====== Given data

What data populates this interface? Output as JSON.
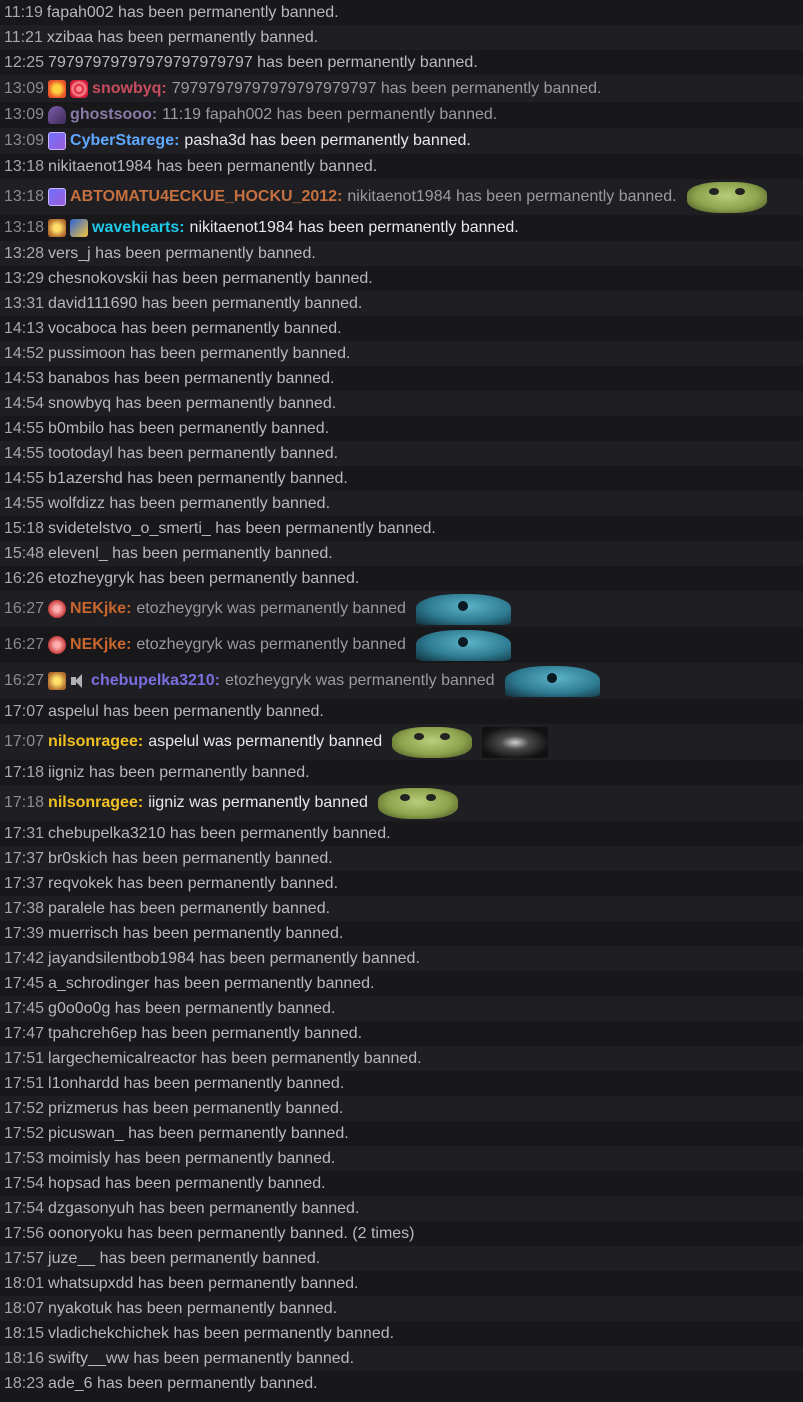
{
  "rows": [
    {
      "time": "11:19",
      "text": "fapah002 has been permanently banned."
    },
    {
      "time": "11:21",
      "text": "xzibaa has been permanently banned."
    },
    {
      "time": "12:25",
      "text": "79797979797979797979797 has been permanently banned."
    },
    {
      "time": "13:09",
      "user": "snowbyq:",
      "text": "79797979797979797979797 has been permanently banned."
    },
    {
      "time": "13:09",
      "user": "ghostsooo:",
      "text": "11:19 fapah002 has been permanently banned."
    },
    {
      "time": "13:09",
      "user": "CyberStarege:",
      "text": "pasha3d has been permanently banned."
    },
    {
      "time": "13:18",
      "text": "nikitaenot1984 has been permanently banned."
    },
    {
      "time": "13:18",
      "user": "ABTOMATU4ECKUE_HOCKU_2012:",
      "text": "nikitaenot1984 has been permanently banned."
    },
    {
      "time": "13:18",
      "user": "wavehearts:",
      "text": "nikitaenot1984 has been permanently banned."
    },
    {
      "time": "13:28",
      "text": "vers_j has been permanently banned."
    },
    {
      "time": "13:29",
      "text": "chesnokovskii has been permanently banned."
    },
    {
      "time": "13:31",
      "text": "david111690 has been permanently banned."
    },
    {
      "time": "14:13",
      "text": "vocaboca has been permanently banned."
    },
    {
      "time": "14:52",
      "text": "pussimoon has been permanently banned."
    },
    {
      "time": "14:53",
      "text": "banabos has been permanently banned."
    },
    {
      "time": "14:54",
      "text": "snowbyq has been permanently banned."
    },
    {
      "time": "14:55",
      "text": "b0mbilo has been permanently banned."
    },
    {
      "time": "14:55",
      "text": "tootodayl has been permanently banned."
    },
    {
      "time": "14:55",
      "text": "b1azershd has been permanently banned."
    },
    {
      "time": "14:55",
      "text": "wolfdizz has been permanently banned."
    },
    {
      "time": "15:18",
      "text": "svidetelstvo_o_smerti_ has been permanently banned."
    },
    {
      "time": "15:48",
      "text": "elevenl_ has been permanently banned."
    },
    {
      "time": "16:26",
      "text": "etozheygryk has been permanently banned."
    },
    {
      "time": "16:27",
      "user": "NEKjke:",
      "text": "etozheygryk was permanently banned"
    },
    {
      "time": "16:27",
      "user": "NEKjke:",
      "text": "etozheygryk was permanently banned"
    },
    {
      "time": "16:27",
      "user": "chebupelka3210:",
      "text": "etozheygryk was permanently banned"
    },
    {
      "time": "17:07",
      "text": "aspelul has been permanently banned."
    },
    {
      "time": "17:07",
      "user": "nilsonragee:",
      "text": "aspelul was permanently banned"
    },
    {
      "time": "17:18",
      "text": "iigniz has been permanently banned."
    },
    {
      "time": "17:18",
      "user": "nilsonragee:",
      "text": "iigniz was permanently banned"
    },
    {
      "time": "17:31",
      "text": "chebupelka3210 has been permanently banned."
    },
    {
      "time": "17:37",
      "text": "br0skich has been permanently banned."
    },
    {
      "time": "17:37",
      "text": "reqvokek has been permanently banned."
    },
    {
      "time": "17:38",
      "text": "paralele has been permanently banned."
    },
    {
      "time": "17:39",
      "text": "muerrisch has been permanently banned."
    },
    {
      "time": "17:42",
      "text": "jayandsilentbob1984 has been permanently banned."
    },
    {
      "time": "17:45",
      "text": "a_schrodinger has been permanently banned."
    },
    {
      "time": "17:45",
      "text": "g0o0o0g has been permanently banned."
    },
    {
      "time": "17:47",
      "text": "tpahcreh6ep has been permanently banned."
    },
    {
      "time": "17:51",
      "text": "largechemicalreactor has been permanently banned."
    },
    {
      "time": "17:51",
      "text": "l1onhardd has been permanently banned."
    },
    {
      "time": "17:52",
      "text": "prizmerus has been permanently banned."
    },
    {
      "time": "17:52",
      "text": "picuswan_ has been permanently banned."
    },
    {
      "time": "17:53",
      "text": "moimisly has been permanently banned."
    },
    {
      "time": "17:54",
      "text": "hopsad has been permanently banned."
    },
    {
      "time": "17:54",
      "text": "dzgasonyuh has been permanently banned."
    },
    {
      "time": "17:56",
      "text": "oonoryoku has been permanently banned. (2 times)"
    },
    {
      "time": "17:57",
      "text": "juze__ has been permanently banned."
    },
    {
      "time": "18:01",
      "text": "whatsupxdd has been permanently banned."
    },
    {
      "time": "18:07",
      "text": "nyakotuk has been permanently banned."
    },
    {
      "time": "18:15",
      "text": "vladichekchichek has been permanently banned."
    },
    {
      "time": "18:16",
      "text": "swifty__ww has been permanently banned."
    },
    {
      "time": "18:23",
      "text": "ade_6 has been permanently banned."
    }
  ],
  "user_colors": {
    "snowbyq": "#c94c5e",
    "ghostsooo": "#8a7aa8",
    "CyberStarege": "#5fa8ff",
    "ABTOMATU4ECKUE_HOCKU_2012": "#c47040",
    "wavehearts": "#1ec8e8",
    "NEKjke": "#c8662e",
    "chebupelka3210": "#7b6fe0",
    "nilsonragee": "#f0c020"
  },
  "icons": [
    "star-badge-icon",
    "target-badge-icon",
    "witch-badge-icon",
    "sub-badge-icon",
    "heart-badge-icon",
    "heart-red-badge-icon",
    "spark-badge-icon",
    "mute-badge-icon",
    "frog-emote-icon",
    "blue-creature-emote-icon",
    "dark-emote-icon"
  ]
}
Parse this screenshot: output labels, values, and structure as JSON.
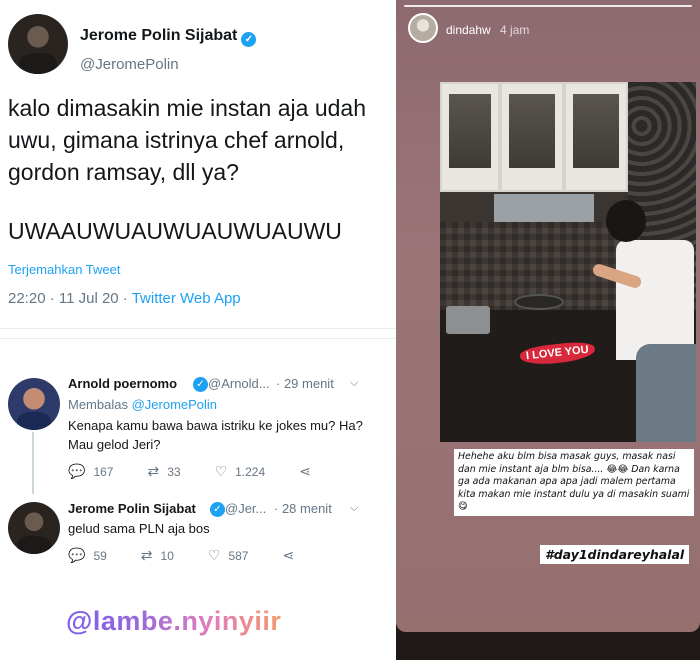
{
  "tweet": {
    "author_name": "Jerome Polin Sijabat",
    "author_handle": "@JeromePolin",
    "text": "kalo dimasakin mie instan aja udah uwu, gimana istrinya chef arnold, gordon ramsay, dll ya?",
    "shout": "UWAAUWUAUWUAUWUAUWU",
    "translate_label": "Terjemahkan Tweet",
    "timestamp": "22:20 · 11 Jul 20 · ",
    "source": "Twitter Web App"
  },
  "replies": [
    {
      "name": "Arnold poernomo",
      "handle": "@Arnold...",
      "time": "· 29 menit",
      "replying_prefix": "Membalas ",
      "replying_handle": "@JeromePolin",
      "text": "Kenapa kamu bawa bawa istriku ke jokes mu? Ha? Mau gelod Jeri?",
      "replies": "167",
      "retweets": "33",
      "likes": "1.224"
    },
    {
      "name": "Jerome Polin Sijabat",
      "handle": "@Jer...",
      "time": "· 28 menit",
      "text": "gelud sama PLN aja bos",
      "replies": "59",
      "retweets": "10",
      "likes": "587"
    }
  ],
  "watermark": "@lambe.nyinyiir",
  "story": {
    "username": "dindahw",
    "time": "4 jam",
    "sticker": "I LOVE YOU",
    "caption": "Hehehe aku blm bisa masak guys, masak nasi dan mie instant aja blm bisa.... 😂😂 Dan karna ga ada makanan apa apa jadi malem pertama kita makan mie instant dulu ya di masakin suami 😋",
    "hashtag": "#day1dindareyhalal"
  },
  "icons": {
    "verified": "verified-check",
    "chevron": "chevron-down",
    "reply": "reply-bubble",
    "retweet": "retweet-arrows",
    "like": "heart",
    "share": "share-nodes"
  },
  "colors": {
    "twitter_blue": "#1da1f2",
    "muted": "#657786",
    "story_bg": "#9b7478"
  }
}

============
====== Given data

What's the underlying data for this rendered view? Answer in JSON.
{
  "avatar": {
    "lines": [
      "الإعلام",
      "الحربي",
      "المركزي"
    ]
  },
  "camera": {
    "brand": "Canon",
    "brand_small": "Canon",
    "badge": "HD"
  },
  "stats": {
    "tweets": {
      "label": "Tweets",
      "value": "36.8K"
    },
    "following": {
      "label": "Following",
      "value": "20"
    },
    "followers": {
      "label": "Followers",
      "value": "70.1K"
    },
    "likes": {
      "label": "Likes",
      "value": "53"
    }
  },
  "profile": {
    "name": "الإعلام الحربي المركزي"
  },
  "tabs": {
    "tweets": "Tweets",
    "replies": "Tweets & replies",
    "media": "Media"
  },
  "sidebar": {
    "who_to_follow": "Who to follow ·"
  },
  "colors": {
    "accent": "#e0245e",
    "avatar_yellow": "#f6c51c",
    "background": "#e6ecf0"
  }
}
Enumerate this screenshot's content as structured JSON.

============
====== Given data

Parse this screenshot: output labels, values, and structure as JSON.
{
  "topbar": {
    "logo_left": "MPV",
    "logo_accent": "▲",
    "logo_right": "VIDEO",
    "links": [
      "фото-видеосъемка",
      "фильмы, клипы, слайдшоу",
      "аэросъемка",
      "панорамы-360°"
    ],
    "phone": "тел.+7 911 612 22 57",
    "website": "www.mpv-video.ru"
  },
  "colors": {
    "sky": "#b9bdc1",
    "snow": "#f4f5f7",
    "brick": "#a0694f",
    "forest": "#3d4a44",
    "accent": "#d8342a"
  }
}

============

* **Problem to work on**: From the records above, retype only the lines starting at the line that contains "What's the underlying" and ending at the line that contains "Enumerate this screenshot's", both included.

* **Task output**:
What's the underlying data for this rendered view? Answer in JSON.
{
  "avatar": {
    "lines": [
      "الإعلام",
      "الحربي",
      "المركزي"
    ]
  },
  "camera": {
    "brand": "Canon",
    "brand_small": "Canon",
    "badge": "HD"
  },
  "stats": {
    "tweets": {
      "label": "Tweets",
      "value": "36.8K"
    },
    "following": {
      "label": "Following",
      "value": "20"
    },
    "followers": {
      "label": "Followers",
      "value": "70.1K"
    },
    "likes": {
      "label": "Likes",
      "value": "53"
    }
  },
  "profile": {
    "name": "الإعلام الحربي المركزي"
  },
  "tabs": {
    "tweets": "Tweets",
    "replies": "Tweets & replies",
    "media": "Media"
  },
  "sidebar": {
    "who_to_follow": "Who to follow ·"
  },
  "colors": {
    "accent": "#e0245e",
    "avatar_yellow": "#f6c51c",
    "background": "#e6ecf0"
  }
}
Enumerate this screenshot's content as structured JSON.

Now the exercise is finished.